EXERCISE REQUIREMENTS:
All of the entries must be output exactly as they are.

STUDY MATERIAL:
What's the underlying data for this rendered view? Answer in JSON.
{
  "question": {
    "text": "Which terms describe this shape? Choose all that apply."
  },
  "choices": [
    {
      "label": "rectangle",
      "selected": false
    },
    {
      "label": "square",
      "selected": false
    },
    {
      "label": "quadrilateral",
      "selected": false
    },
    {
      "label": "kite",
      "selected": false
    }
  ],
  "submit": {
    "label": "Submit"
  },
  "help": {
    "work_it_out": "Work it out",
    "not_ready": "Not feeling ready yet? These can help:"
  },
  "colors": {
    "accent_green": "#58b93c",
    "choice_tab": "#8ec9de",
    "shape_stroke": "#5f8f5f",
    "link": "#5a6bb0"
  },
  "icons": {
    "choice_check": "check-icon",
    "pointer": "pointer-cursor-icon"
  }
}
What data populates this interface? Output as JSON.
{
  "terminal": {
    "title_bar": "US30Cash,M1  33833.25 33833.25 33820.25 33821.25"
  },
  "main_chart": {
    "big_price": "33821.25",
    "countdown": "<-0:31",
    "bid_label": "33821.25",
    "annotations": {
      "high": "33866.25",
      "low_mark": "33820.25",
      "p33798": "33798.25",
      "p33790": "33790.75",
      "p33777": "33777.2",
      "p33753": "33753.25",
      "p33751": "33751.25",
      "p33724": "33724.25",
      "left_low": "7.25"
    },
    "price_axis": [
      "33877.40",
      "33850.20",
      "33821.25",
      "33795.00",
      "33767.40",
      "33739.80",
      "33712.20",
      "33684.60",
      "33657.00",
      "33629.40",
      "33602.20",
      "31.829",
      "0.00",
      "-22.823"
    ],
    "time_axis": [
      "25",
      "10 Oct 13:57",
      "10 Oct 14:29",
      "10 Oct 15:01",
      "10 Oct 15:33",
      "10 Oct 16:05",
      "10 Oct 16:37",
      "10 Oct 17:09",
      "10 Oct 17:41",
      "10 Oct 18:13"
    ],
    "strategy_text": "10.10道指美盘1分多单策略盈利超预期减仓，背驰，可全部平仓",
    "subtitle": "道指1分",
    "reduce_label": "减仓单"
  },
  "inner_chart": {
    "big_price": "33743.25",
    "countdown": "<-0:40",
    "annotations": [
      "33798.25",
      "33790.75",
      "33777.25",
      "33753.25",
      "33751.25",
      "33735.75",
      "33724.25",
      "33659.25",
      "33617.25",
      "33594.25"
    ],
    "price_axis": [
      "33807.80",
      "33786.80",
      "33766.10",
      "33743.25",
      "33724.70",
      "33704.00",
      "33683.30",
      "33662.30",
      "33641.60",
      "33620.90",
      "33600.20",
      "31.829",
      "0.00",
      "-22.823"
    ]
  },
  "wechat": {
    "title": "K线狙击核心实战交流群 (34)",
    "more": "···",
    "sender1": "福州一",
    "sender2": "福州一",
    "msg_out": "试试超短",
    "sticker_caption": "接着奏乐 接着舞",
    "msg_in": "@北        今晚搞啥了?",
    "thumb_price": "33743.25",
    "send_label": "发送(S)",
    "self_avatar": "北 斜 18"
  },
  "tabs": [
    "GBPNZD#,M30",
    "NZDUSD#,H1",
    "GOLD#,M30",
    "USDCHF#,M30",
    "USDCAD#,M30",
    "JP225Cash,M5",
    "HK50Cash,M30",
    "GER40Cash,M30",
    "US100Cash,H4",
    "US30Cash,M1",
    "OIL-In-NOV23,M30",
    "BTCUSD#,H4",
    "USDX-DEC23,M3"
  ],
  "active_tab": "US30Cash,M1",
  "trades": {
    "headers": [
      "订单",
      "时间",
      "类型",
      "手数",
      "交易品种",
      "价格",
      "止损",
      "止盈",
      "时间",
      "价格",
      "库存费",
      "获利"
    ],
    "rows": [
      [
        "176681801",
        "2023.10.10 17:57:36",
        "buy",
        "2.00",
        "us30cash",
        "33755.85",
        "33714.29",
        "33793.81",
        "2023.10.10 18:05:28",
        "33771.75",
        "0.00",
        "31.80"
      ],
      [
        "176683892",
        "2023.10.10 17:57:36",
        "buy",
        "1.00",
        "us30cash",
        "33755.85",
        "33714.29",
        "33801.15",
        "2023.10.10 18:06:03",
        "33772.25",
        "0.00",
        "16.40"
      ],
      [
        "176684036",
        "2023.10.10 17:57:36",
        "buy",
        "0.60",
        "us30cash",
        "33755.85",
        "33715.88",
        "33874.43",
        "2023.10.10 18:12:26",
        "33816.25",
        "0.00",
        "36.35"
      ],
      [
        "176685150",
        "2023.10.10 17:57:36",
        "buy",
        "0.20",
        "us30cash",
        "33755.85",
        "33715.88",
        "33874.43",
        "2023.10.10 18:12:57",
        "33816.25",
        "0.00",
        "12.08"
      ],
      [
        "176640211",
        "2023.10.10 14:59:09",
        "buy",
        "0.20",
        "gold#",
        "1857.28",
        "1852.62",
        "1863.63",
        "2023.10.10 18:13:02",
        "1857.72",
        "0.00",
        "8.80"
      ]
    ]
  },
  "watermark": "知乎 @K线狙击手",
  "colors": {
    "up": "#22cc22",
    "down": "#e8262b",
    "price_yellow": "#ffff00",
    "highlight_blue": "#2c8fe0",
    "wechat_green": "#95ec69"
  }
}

RESULT:
What's the underlying data for this rendered view? Answer in JSON.
{
  "question": {
    "text": "Which terms describe this shape? Choose all that apply."
  },
  "choices": [
    {
      "label": "rectangle",
      "selected": false
    },
    {
      "label": "square",
      "selected": false
    },
    {
      "label": "quadrilateral",
      "selected": false
    },
    {
      "label": "kite",
      "selected": false
    }
  ],
  "submit": {
    "label": "Submit"
  },
  "help": {
    "work_it_out": "Work it out",
    "not_ready": "Not feeling ready yet? These can help:"
  },
  "colors": {
    "accent_green": "#58b93c",
    "choice_tab": "#8ec9de",
    "shape_stroke": "#5f8f5f",
    "link": "#5a6bb0"
  },
  "icons": {
    "choice_check": "check-icon",
    "pointer": "pointer-cursor-icon"
  }
}
What data populates this interface? Output as JSON.
{
  "terminal": {
    "title_bar": "US30Cash,M1  33833.25 33833.25 33820.25 33821.25"
  },
  "main_chart": {
    "big_price": "33821.25",
    "countdown": "<-0:31",
    "bid_label": "33821.25",
    "annotations": {
      "high": "33866.25",
      "low_mark": "33820.25",
      "p33798": "33798.25",
      "p33790": "33790.75",
      "p33777": "33777.2",
      "p33753": "33753.25",
      "p33751": "33751.25",
      "p33724": "33724.25",
      "left_low": "7.25"
    },
    "price_axis": [
      "33877.40",
      "33850.20",
      "33821.25",
      "33795.00",
      "33767.40",
      "33739.80",
      "33712.20",
      "33684.60",
      "33657.00",
      "33629.40",
      "33602.20",
      "31.829",
      "0.00",
      "-22.823"
    ],
    "time_axis": [
      "25",
      "10 Oct 13:57",
      "10 Oct 14:29",
      "10 Oct 15:01",
      "10 Oct 15:33",
      "10 Oct 16:05",
      "10 Oct 16:37",
      "10 Oct 17:09",
      "10 Oct 17:41",
      "10 Oct 18:13"
    ],
    "strategy_text": "10.10道指美盘1分多单策略盈利超预期减仓，背驰，可全部平仓",
    "subtitle": "道指1分",
    "reduce_label": "减仓单"
  },
  "inner_chart": {
    "big_price": "33743.25",
    "countdown": "<-0:40",
    "annotations": [
      "33798.25",
      "33790.75",
      "33777.25",
      "33753.25",
      "33751.25",
      "33735.75",
      "33724.25",
      "33659.25",
      "33617.25",
      "33594.25"
    ],
    "price_axis": [
      "33807.80",
      "33786.80",
      "33766.10",
      "33743.25",
      "33724.70",
      "33704.00",
      "33683.30",
      "33662.30",
      "33641.60",
      "33620.90",
      "33600.20",
      "31.829",
      "0.00",
      "-22.823"
    ]
  },
  "wechat": {
    "title": "K线狙击核心实战交流群 (34)",
    "more": "···",
    "sender1": "福州一",
    "sender2": "福州一",
    "msg_out": "试试超短",
    "sticker_caption": "接着奏乐 接着舞",
    "msg_in": "@北        今晚搞啥了?",
    "thumb_price": "33743.25",
    "send_label": "发送(S)",
    "self_avatar": "北 斜 18"
  },
  "tabs": [
    "GBPNZD#,M30",
    "NZDUSD#,H1",
    "GOLD#,M30",
    "USDCHF#,M30",
    "USDCAD#,M30",
    "JP225Cash,M5",
    "HK50Cash,M30",
    "GER40Cash,M30",
    "US100Cash,H4",
    "US30Cash,M1",
    "OIL-In-NOV23,M30",
    "BTCUSD#,H4",
    "USDX-DEC23,M3"
  ],
  "active_tab": "US30Cash,M1",
  "trades": {
    "headers": [
      "订单",
      "时间",
      "类型",
      "手数",
      "交易品种",
      "价格",
      "止损",
      "止盈",
      "时间",
      "价格",
      "库存费",
      "获利"
    ],
    "rows": [
      [
        "176681801",
        "2023.10.10 17:57:36",
        "buy",
        "2.00",
        "us30cash",
        "33755.85",
        "33714.29",
        "33793.81",
        "2023.10.10 18:05:28",
        "33771.75",
        "0.00",
        "31.80"
      ],
      [
        "176683892",
        "2023.10.10 17:57:36",
        "buy",
        "1.00",
        "us30cash",
        "33755.85",
        "33714.29",
        "33801.15",
        "2023.10.10 18:06:03",
        "33772.25",
        "0.00",
        "16.40"
      ],
      [
        "176684036",
        "2023.10.10 17:57:36",
        "buy",
        "0.60",
        "us30cash",
        "33755.85",
        "33715.88",
        "33874.43",
        "2023.10.10 18:12:26",
        "33816.25",
        "0.00",
        "36.35"
      ],
      [
        "176685150",
        "2023.10.10 17:57:36",
        "buy",
        "0.20",
        "us30cash",
        "33755.85",
        "33715.88",
        "33874.43",
        "2023.10.10 18:12:57",
        "33816.25",
        "0.00",
        "12.08"
      ],
      [
        "176640211",
        "2023.10.10 14:59:09",
        "buy",
        "0.20",
        "gold#",
        "1857.28",
        "1852.62",
        "1863.63",
        "2023.10.10 18:13:02",
        "1857.72",
        "0.00",
        "8.80"
      ]
    ]
  },
  "watermark": "知乎 @K线狙击手",
  "colors": {
    "up": "#22cc22",
    "down": "#e8262b",
    "price_yellow": "#ffff00",
    "highlight_blue": "#2c8fe0",
    "wechat_green": "#95ec69"
  }
}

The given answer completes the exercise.